How does living standard factor into risk capacity analysis?
Sensible Financial asks all clients to complete a consumption budget. This worksheet supports estimates of a household’s current consumption spending or living standard.
When we create a financial plan, we first fund “committed” spending, including housing costs, taxes, insurance, and special expenses like childcare and college. We then solve for a client’s sustainable living standard. That is the amount a family can afford to spend on consumption assuming an all bond or low-risk investment portfolio. If the current living standard is less than or equal to the sustainable living standard, the client is living within their means.
Unless a household invests solely in government bonds, its sustainable living standard will fluctuate with stock returns from year to year. Sensible can run simulations to show how a household’s living standard might fluctuate given different allocations between stocks and bonds. We categorize returns as “good” (the best 25% of market trajectories), “average” (the best 50%) or “poor” (95% of trajectories are better). We recommend clients focus on the “poor” markets projections to determine whether a given allocation to stock is affordable. If spending in poor markets would be less than its current living standard, a household might wish to choose a less risky portfolio. We can illustrate this with a simple example.
Assume the Gucci household fills out a budget and estimates they are spending $75,000 per year on consumption. After an analysis, Sensible Financial determines that their sustainable living standard is $90,000. The Guccis live large (by their own admission), but are still living within their means. Assuming they invest only in bonds, they can spend an additional $15,000 per year every year for their lives. But what if they invest their financial assets in some mix of stocks and bonds? We can show them a range of living standard outcomes by running their plan hundreds of times and changing only the performance of the stock market. Below we’ve illustrated the results of their financial plan with four different stock allocations: 25%, 40%, 60% and 90%.
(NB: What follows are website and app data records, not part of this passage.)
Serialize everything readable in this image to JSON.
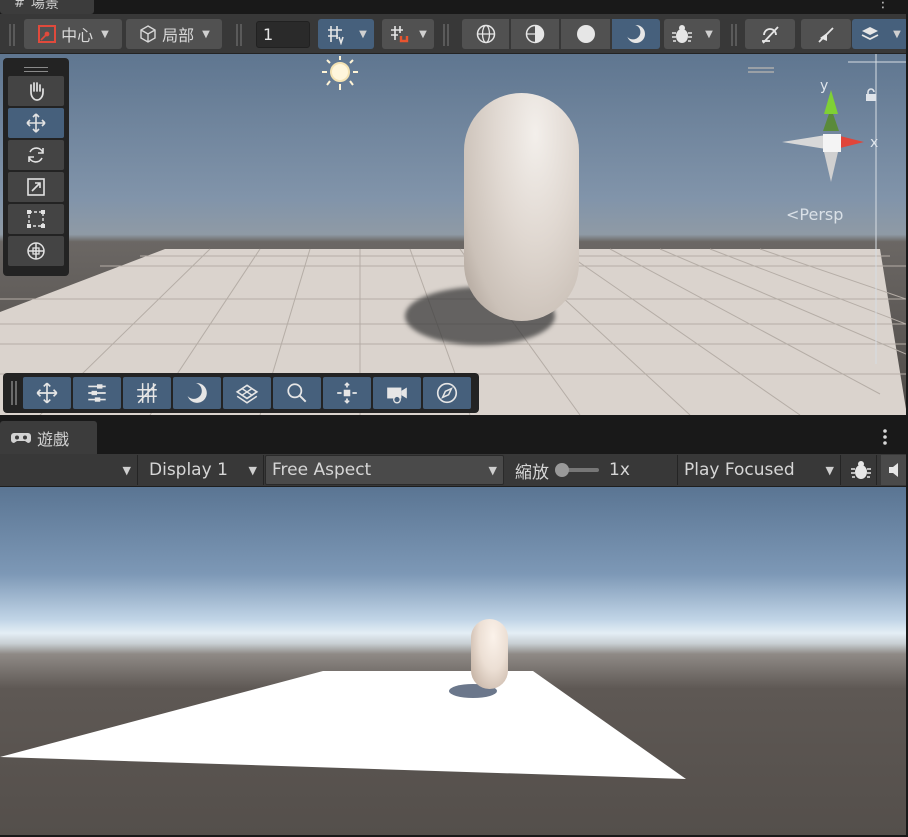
{
  "scene": {
    "tab_label": "場景",
    "toolbar": {
      "pivot_label": "中心",
      "handle_rotation_label": "局部",
      "grid_size_value": "1"
    },
    "camera_mode_label": "<Persp",
    "tools": [
      "hand-tool",
      "move-tool",
      "rotate-tool",
      "scale-tool",
      "rect-tool",
      "transform-tool"
    ],
    "overlays": [
      "move-overlay",
      "settings-overlay",
      "grid-overlay",
      "shading-overlay",
      "navmesh-overlay",
      "search-overlay",
      "component-overlay",
      "camera-overlay",
      "compass-overlay"
    ]
  },
  "game": {
    "tab_label": "遊戲",
    "display_label": "Display 1",
    "aspect_label": "Free Aspect",
    "zoom_label": "縮放",
    "zoom_value": "1x",
    "play_mode_label": "Play Focused"
  },
  "gizmo": {
    "y_label": "y",
    "x_label": "x"
  },
  "colors": {
    "accent": "#46607c",
    "toolbar_bg": "#383838",
    "button_bg": "#515151",
    "gizmo_x": "#e0453a",
    "gizmo_y": "#7fd035"
  }
}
Using their current living standard and poor markets to measure risk capacity, they can afford as much as 40% stock without risking a reduction to their current living standard. Spending $82,000 per year (bold outlined cell) exceeds their current spending of $75,000. By contrast, a 60% or 90% stock portfolio would require them to reduce spending if market returns were poor. In order to maintain their current spending, the Guccis should invest no more than 40% of their portfolio in stock.
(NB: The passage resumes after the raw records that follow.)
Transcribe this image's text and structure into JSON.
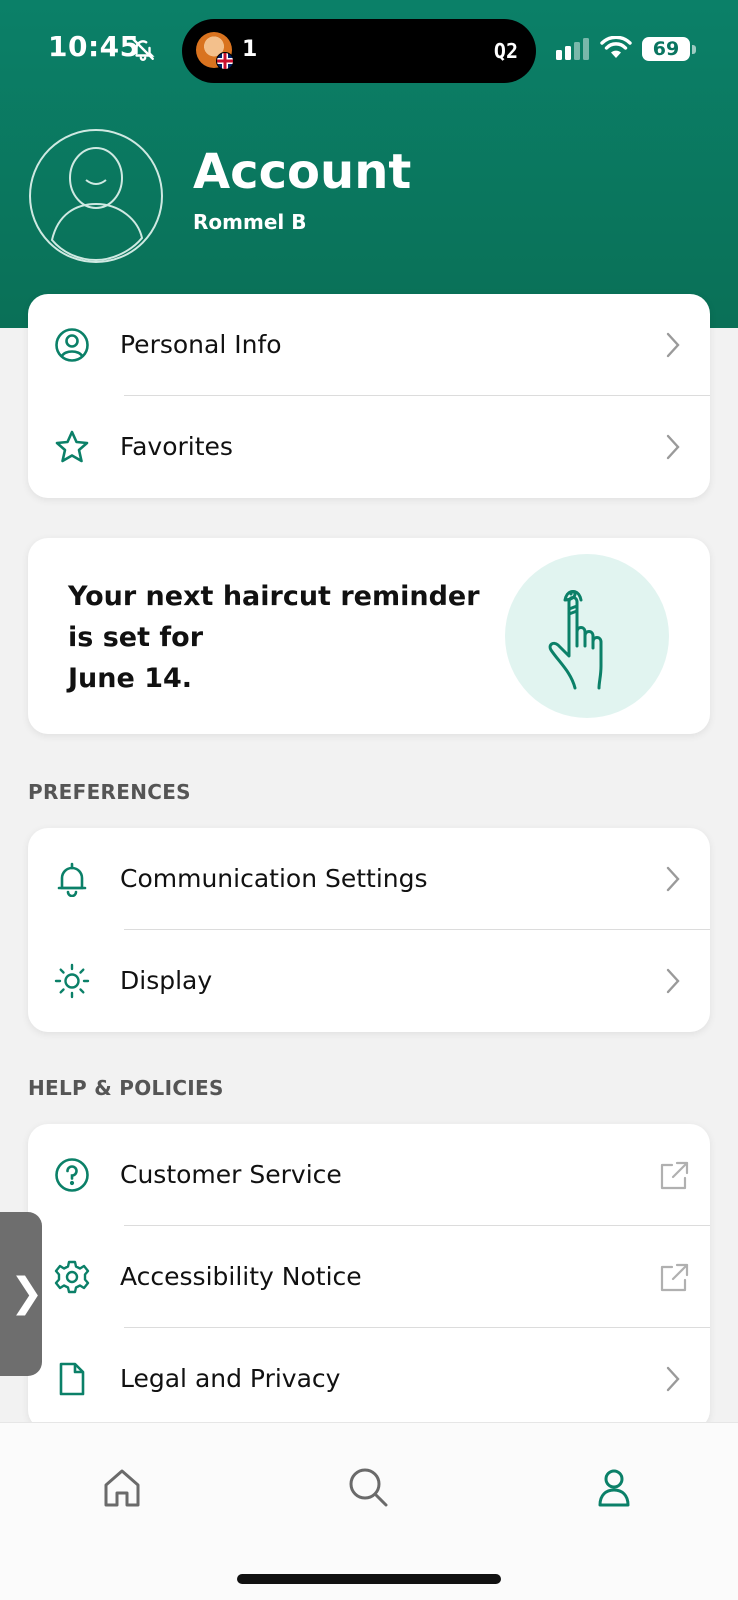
{
  "status_bar": {
    "time": "10:45",
    "island_count": "1",
    "island_right": "Q2",
    "battery": "69"
  },
  "header": {
    "title": "Account",
    "user_name": "Rommel B"
  },
  "account_menu": [
    {
      "label": "Personal Info",
      "icon": "user-circle-icon"
    },
    {
      "label": "Favorites",
      "icon": "star-icon"
    }
  ],
  "reminder": {
    "line1": "Your next haircut reminder",
    "line2": "is set for",
    "line3": "June 14."
  },
  "preferences": {
    "title": "PREFERENCES",
    "items": [
      {
        "label": "Communication Settings",
        "icon": "bell-icon"
      },
      {
        "label": "Display",
        "icon": "sun-icon"
      }
    ]
  },
  "help": {
    "title": "HELP & POLICIES",
    "items": [
      {
        "label": "Customer Service",
        "icon": "question-circle-icon"
      },
      {
        "label": "Accessibility Notice",
        "icon": "gear-icon"
      },
      {
        "label": "Legal and Privacy",
        "icon": "document-icon"
      }
    ]
  },
  "side_tab_glyph": "❯",
  "colors": {
    "brand": "#0b8068",
    "accent_light": "#e1f4f0"
  }
}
But what if the Guccis decide that $75,000 is not the correct minimum living standard? After all, they are “living large.” If their investment returns were poor, they believe they could find acceptable ways to reduce spending. A backup budget allows for a more accurate measure of their risk capacity.
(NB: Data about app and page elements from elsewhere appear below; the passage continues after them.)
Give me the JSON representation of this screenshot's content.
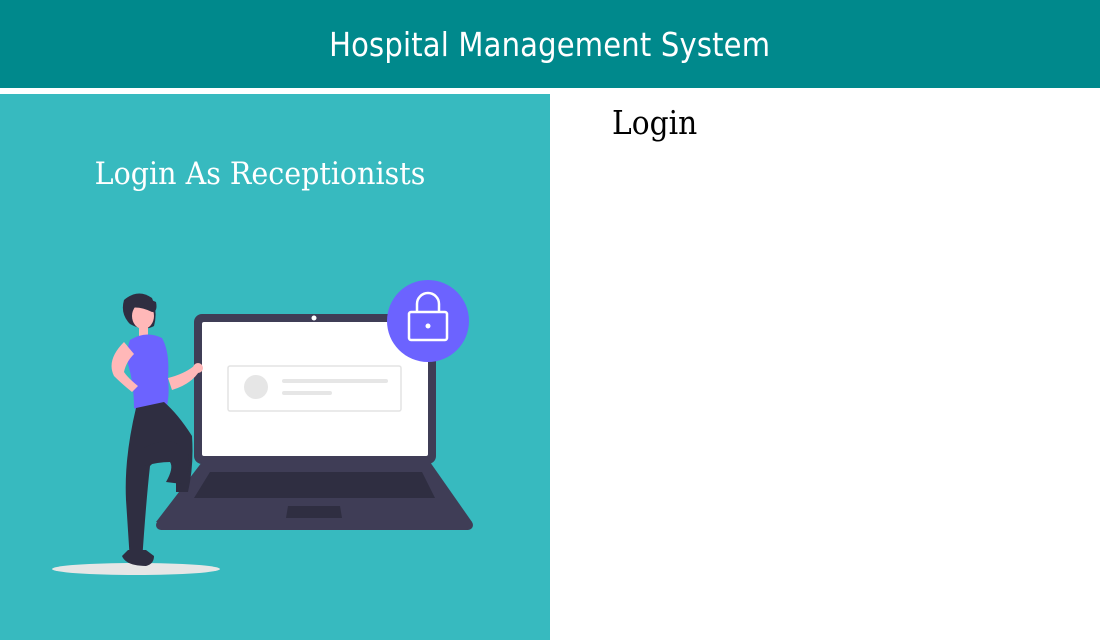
{
  "app": {
    "title": "Hospital Management System"
  },
  "left_panel": {
    "heading": "Login As Receptionists",
    "illustration": "woman-with-laptop-lock-illustration"
  },
  "right_panel": {
    "title": "Login"
  },
  "colors": {
    "header_bg": "#00898c",
    "panel_bg": "#37babf",
    "accent_purple": "#6c63ff",
    "laptop_dark": "#3f3d56"
  }
}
How do you calculate your own backup budget?
To create a backup budget, review all the categories of spending in your current budget, line by line, and determine which, if any, you could reduce and by what amount. Some categories will be less flexible than others. Perhaps spending on groceries and cell phone plans are relatively inflexible. Other expenses, such as gifts to family and club memberships, may be more flexible.
The Guccis review their consumption budget and identify the below categories as flexible. They then calculate how much they could reduce spending in each category based on their preferences.
The Guccis determine they could afford to spend $26,000 less on their current living standard. This leads to a backup budget of $49,000 ($75,000 minus $26,000). With their backup budget in hand, the Guccis can reassess their risk capacity.
Measuring risk capacity with a backup budget
Returning to the simulation analysis with the Gucci’s new backup budget, they can now afford as much as a 90% stock portfolio. Even if markets were poor (highlighted cell), in 95% of simulated futures they could spend at least $49,000, which equals their backup budget level.
This analysis is a simplified version of the approach we take with clients. We use a complex market simulation entailing many assumptions. We discuss them in detail with clients when we help them determine their risk capacity. Sensible Financial does not recommend to clients how much risk they can afford. We provide supporting analysis to help clients make that decision. We hope this series of articles gives you a better sense of how we measure risk capacity and whether a backup budget might be a useful approach for you and your family. If you would like to discuss your backup budget, or any aspect of this article, please contact your advisor.
Read part 1 of Backup Budgets here.
Photo by Mick Haupt on Unsplash